I travel weekly for the job I’ve held for the last year. It isn’t ideal, but it’s been paying the bills. Getting ready for week after week on the road has taught me how to be more efficient with my traveling gear and my lightweight mentality has continued to serve me well to keep weights low. I was in need of an inexpensive lightweight down vest now that warmer months are ahead. “Lightweight” down vests are easier now more than ever to find, but “inexpensive” is not. Down has been steadily increasing in cost for the last several years primarily because of a down shortage. Bird flu, coupled with Asian countries consuming less down, means feathers are more costly nowadays. Secondly, the rise of hydrophobic (waterproof) down has higher manufacturing costs. While treating down isn’t “the norm” just yet, it is becoming more common as there hasn’t been sufficient long-term studies to enable anyone to claim whether the treatment will compromise the down after a period of time and “waterproof down” sure seems enticing.
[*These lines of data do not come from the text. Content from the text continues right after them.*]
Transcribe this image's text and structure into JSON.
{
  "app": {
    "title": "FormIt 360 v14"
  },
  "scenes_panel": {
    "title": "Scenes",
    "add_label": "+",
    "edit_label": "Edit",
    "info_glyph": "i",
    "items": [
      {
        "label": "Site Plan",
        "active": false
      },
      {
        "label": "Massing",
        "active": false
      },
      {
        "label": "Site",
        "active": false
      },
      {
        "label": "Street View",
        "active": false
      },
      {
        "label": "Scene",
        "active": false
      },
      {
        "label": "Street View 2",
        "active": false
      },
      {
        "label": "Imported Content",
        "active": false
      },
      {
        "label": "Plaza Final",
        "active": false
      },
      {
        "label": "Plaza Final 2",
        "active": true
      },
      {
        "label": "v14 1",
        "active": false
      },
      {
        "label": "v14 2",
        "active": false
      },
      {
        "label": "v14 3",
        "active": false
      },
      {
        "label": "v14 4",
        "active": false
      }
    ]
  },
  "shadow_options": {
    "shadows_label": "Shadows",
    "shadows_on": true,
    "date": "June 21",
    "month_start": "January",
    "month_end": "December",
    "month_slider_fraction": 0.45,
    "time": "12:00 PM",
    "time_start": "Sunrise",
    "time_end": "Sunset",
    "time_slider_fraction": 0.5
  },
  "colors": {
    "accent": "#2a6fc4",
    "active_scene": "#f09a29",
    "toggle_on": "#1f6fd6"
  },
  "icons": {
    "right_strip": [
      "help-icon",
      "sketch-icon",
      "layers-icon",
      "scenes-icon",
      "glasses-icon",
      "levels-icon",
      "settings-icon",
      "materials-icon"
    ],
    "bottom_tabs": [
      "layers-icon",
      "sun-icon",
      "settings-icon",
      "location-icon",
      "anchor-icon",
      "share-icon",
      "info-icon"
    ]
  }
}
Bottom line, I checked all the usual suspects for down vests and decided prices were too high. My next stop was eBAY where I sourced a new down vest for $18 which included shipping. The size was XXL, in loden color and was just slightly above 7 oz. I would imagine a medium would be closer to 5 ounces. While I do not know the amount of fill, I do know that 550 fill-power was used. For those that don’t understand the concept of fill-power, the lower the number the more resilient the down and also less expensive. It also means more is required to achieve the same warmth than if higher fill-power is used. High fill-power is fluffier, thereby it takes less quantity, resulting in less weight, to achieve the same warmth. But, high fill-power is more costly and harder to source. Most budget-conscious down products are made from 550-750 fill-power and these items are usually heavier. The manufacturer was Hawke and Co., whom I had no previous knowledge, but I believe they have fashion affiliation with companies like Macy’s. Similar to more expensive apparel, seams are neat and straight and the ankle and waist cuffs are elasticized. Two zippered hand-warmer pockets are plenty useful and there is an interior stuff pocket to enable the vest to be stuffed into its own pouch. Even the tags are printed to the fabric versus the annoying dangling tags that seem to always tickle and (gasp!) are unnecessary extra weight. The fabric is nylon of some kind. The use of YKK zippers is very welcomed.
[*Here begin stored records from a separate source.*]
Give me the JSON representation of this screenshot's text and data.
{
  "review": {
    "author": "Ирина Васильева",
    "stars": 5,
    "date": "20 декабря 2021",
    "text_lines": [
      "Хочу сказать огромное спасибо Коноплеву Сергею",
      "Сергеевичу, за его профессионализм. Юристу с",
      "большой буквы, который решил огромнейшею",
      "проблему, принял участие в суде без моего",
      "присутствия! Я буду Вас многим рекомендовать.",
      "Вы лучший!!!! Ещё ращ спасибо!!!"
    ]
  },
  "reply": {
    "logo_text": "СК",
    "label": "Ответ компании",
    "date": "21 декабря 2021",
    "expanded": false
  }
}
I compared this vest to my Stoic vest which I referenced HERE. The weight and features are very similar, but there are some compromises. On my Hawke and Co, there are no waist or neck cinches and arguably the cut is more boxy than the Stoic. While the Stoic has no hand-warmer pockets, it is made of Pertex and is slightly longer with a bit of a drop tail. While it was tough to tell if either had more fill, I’d give the edge to the Stoic.
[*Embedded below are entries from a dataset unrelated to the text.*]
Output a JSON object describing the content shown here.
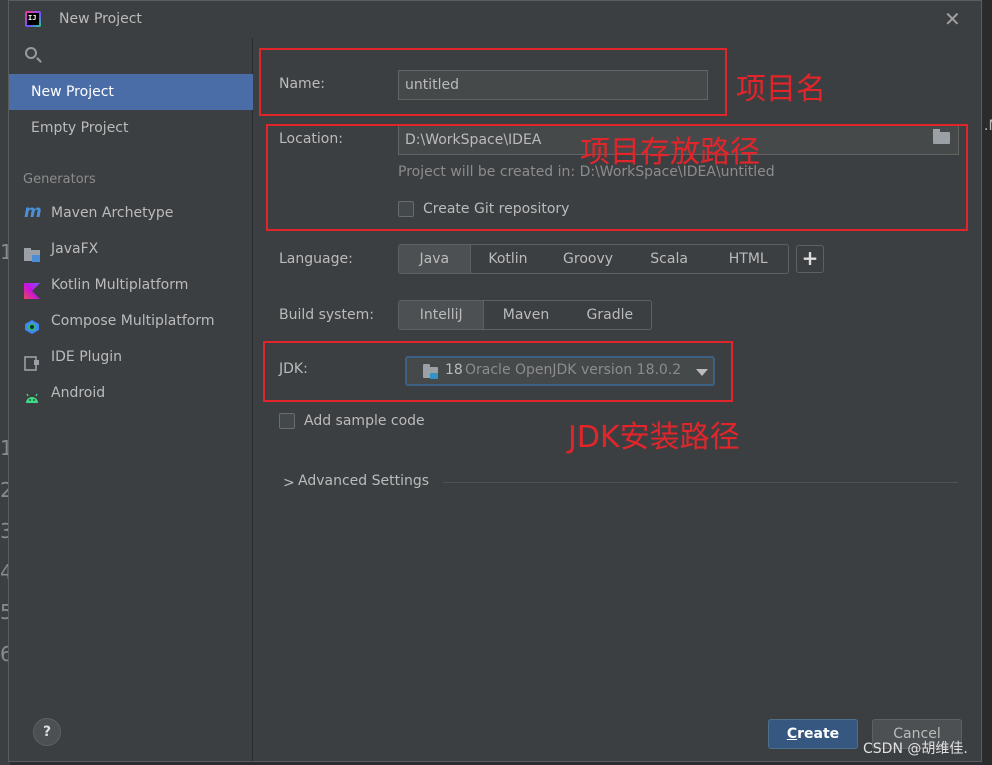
{
  "window": {
    "title": "New Project"
  },
  "sidebar": {
    "items": [
      {
        "label": "New Project",
        "selected": true
      },
      {
        "label": "Empty Project",
        "selected": false
      }
    ],
    "generators_header": "Generators",
    "generators": [
      {
        "label": "Maven Archetype",
        "icon": "maven-icon"
      },
      {
        "label": "JavaFX",
        "icon": "javafx-folder-icon"
      },
      {
        "label": "Kotlin Multiplatform",
        "icon": "kotlin-icon"
      },
      {
        "label": "Compose Multiplatform",
        "icon": "compose-icon"
      },
      {
        "label": "IDE Plugin",
        "icon": "plugin-icon"
      },
      {
        "label": "Android",
        "icon": "android-icon"
      }
    ],
    "help_label": "?"
  },
  "form": {
    "name_label": "Name:",
    "name_value": "untitled",
    "location_label": "Location:",
    "location_value": "D:\\WorkSpace\\IDEA",
    "location_hint": "Project will be created in: D:\\WorkSpace\\IDEA\\untitled",
    "git_label": "Create Git repository",
    "git_checked": false,
    "language_label": "Language:",
    "languages": [
      "Java",
      "Kotlin",
      "Groovy",
      "Scala",
      "HTML"
    ],
    "language_selected": "Java",
    "add_language": "+",
    "build_label": "Build system:",
    "build_systems": [
      "IntelliJ",
      "Maven",
      "Gradle"
    ],
    "build_selected": "IntelliJ",
    "jdk_label": "JDK:",
    "jdk_version": "18",
    "jdk_desc": "Oracle OpenJDK version 18.0.2",
    "sample_label": "Add sample code",
    "sample_checked": false,
    "advanced_label": "Advanced Settings",
    "advanced_chevron": ">"
  },
  "buttons": {
    "create": "Create",
    "create_mnemonic": "C",
    "create_rest": "reate",
    "cancel": "Cancel"
  },
  "annotations": {
    "name": "项目名",
    "location": "项目存放路径",
    "jdk": "JDK安装路径"
  },
  "background": {
    "gutter_numbers": [
      "1",
      "1",
      "2",
      "3",
      "4",
      "5",
      "6"
    ],
    "right_edge_text": ".N"
  },
  "watermark": "CSDN @胡维佳."
}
Bottom line, if you’re looking for a good-enough inexpensive lightweight down vest, take a look at eBAY for Hawke and Co., search by price, and you can take home a purchase that may also work for your needs.